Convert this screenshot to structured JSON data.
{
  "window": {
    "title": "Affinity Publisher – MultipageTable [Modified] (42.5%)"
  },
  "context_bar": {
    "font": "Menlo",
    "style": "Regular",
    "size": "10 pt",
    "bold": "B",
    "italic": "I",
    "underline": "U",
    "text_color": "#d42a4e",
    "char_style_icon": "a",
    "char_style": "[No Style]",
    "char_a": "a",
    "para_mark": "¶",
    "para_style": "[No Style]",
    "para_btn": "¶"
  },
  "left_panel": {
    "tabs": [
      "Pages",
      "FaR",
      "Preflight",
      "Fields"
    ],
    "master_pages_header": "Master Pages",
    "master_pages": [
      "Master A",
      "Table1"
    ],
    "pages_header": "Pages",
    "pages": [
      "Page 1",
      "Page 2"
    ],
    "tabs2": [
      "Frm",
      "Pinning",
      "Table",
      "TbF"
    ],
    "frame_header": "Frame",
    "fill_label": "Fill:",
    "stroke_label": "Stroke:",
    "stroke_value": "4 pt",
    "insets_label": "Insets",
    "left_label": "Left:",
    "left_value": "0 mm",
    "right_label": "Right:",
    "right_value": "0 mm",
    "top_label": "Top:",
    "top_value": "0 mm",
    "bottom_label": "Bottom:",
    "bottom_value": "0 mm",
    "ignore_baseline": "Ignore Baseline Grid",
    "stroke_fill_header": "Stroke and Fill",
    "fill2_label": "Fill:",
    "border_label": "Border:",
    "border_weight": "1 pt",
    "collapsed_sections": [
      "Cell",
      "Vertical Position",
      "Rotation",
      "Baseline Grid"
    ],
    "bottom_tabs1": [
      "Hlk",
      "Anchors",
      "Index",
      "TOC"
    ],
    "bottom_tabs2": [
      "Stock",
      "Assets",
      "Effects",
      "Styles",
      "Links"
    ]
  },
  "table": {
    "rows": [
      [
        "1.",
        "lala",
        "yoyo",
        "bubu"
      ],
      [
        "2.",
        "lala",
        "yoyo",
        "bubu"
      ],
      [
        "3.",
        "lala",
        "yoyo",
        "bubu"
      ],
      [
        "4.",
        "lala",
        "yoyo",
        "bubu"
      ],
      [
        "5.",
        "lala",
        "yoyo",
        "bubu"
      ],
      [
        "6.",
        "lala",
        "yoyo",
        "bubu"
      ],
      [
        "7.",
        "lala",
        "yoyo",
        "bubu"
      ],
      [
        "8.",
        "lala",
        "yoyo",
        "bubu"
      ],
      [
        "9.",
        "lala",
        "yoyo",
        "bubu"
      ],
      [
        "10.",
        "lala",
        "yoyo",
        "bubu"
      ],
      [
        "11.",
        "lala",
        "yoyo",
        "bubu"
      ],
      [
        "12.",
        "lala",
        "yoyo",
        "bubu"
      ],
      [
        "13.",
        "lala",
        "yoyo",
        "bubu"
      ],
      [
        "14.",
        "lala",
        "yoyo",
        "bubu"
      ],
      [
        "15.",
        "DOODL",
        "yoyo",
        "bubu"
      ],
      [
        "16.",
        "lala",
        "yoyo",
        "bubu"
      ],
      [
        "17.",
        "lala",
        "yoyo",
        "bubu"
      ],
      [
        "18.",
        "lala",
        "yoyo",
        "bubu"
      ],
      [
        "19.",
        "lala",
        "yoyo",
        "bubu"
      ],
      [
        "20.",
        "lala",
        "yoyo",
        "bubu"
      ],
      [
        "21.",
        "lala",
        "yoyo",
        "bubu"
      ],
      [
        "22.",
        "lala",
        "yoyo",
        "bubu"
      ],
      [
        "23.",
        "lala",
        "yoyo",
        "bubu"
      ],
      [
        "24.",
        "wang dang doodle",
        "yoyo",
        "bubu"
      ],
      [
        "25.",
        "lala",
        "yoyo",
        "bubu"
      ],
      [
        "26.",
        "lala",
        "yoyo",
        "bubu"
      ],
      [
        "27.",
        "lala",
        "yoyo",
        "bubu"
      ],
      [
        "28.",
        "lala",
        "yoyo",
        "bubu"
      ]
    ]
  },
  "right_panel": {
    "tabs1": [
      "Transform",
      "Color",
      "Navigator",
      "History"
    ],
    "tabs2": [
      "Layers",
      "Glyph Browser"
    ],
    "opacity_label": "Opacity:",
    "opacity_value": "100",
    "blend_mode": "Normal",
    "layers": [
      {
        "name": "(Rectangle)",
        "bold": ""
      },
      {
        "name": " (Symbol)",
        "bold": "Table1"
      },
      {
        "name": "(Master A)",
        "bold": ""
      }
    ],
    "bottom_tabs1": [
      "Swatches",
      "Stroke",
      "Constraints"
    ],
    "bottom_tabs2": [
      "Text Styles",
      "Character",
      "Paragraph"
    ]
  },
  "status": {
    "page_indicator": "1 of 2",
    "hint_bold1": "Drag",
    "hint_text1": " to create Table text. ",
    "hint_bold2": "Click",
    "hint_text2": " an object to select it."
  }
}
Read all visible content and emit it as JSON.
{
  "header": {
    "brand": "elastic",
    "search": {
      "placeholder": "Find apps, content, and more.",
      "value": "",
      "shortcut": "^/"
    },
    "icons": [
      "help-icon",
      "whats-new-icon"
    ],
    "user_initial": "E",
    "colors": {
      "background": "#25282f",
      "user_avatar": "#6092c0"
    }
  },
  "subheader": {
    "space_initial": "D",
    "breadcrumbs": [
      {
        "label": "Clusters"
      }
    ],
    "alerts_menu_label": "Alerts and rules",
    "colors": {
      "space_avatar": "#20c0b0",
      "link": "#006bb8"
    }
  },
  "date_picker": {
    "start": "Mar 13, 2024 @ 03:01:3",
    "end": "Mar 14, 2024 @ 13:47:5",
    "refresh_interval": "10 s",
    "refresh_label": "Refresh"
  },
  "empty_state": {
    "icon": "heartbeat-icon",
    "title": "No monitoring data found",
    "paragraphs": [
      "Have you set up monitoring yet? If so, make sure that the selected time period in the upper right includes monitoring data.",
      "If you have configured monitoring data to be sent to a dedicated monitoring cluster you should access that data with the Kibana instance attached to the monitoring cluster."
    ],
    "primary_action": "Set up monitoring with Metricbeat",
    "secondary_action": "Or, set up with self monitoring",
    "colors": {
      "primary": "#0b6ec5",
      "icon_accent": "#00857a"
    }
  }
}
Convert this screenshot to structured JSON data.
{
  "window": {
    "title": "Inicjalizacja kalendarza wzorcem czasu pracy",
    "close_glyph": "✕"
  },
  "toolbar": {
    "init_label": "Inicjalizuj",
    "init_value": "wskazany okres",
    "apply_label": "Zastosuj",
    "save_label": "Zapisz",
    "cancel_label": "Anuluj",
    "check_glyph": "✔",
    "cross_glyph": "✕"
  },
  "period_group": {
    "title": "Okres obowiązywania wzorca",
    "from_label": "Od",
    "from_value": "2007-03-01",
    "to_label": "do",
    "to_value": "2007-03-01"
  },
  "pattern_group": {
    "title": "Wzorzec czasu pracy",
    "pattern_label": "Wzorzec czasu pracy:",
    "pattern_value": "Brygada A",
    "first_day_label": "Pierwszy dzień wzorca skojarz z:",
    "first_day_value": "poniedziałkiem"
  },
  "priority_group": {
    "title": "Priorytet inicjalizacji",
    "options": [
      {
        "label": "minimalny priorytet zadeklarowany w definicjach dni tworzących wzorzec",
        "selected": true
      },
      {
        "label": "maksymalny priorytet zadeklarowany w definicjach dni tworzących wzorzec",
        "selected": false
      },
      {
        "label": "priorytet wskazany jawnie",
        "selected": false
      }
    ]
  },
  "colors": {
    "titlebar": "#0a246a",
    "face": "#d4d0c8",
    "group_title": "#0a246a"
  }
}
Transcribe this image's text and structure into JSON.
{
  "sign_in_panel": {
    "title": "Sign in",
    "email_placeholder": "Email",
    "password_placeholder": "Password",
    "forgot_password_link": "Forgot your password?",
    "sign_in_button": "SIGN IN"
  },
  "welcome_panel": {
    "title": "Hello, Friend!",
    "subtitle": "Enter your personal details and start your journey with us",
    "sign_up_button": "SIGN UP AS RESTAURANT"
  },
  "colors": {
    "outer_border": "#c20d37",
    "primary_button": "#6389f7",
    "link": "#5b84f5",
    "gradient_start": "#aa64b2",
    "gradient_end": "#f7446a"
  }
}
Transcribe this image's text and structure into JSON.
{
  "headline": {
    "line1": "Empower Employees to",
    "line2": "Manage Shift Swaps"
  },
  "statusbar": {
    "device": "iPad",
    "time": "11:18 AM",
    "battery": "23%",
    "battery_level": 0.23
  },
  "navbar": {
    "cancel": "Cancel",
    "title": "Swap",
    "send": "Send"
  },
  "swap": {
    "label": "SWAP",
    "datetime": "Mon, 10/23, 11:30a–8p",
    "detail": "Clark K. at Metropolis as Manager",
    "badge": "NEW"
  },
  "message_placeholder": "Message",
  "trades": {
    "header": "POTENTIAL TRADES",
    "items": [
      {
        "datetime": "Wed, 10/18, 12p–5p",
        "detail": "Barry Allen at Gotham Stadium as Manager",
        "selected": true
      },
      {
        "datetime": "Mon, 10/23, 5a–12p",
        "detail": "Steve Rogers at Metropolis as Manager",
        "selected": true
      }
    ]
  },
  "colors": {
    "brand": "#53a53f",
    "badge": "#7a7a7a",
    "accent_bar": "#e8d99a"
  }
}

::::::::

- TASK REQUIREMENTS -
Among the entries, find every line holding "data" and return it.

- WRITTEN SOLUTION -
Convert this screenshot to structured JSON data.
    "title": "No monitoring data found",
      "Have you set up monitoring yet? If so, make sure that the selected time period in the upper right includes monitoring data.",
      "If you have configured monitoring data to be sent to a dedicated monitoring cluster you should access that data with the Kibana instance attached to the monitoring cluster."
Convert this screenshot to structured JSON data.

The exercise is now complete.